Assembly is a theatre and comedy promotion company, producer and venue operator. It programmes and promotes entertainment events at venues in Edinburgh, London and Brighton, and is the longest-established of the so-called Big Four promoters at the Edinburgh Festival Fringe in August. Year-round audience numbers at Assembly events are more than 500,000, and the company's artistic director is William Burdett-Coutts.
The Southside Community Centre is a community centre in the Southside, Edinburgh, Scotland, United Kingdom. The centre opened in 1986 and occupies the former Nicolson Street Church, which was completed in 1820.
The Reid Concert Hall is a small music venue in the city of Edinburgh, Scotland. It is located in the south-western corner of Bristo Square about 0.53 kilometres (0.33 mi) south of the Royal Mile, and is part of the University of Edinburgh. Originally opened in 1859 as the Reid School of Music by the university's professor of music, John Donaldson (1789-1865), it was designed by the Scottish Architect David Cousin and is a Category A listed building. The hall is named after General John Reid, an army officer and musician who founded the Chair of Music at the university. The Reid Concerts take place every 13 February.
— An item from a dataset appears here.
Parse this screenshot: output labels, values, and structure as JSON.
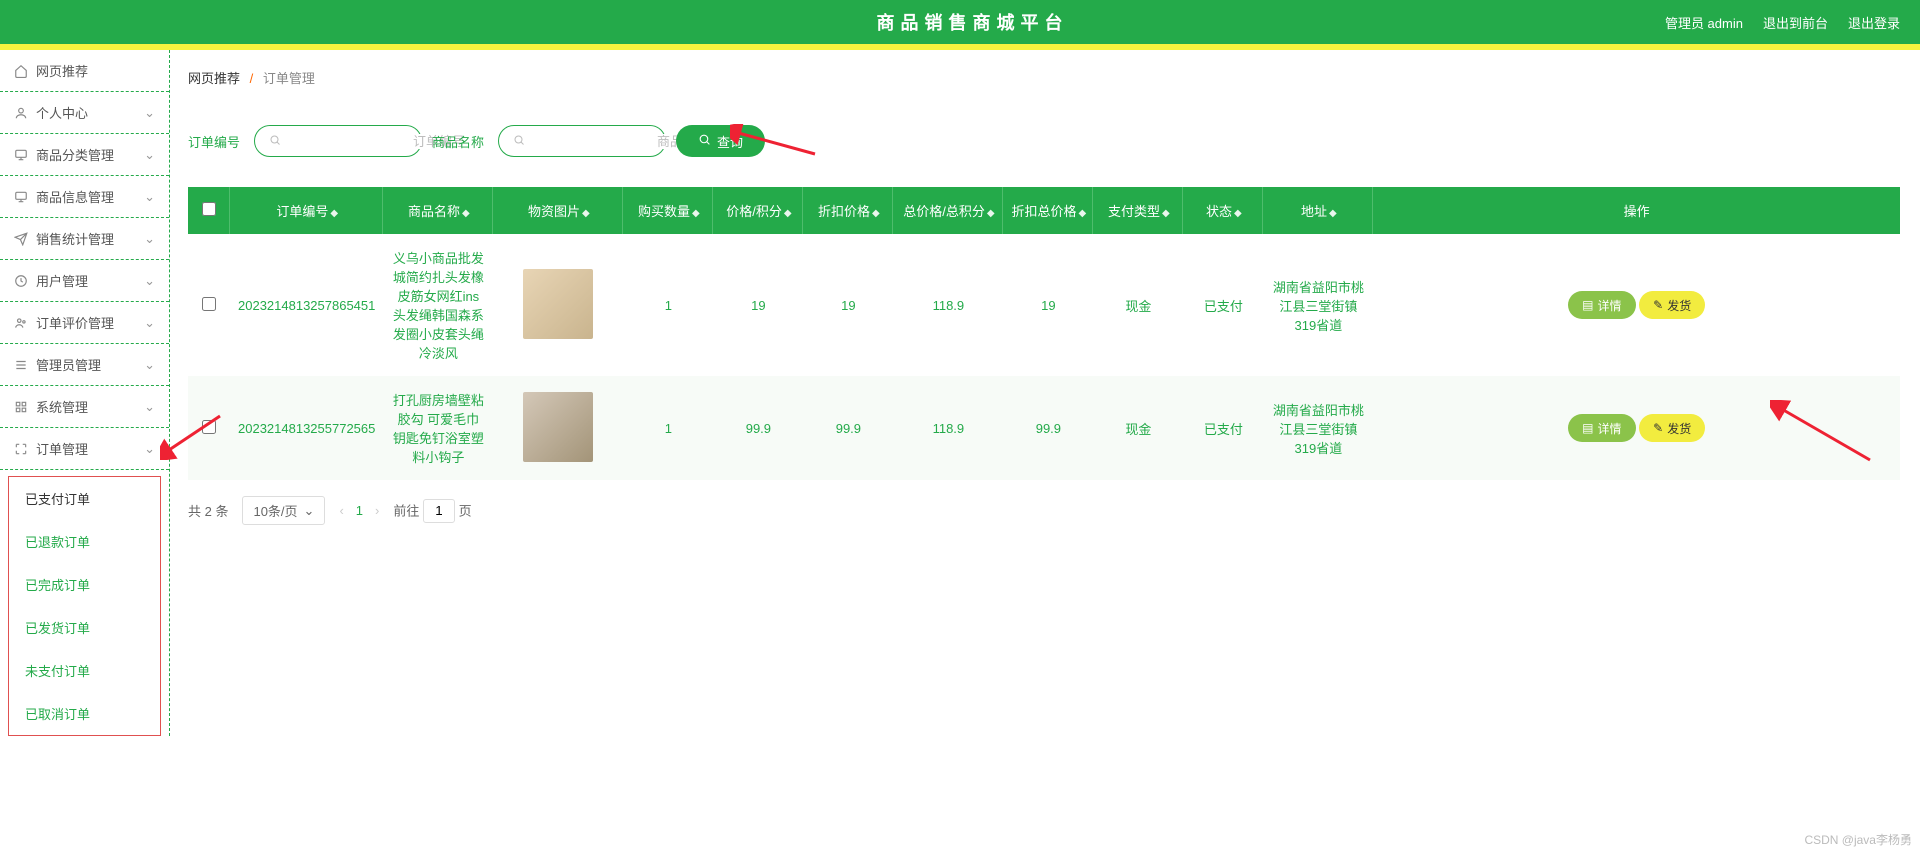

40 George Square is a tower block in Edinburgh, Scotland forming part of the University of Edinburgh. Until September 2020 the tower was named David Hume Tower. The building contains lecture theatres, teaching spaces, offices, a café and a shop.
Bristo Church was a Presbyterian church located in the Bristo area of Edinburgh, Scotland. Founded in 1741 as a Secession church, it reunited with the Church of Scotland in 1929 before being dissolved in 1937. The University of Edinburgh afterwards used the building as the Pollock Memorial Hall until its demolition in 1967.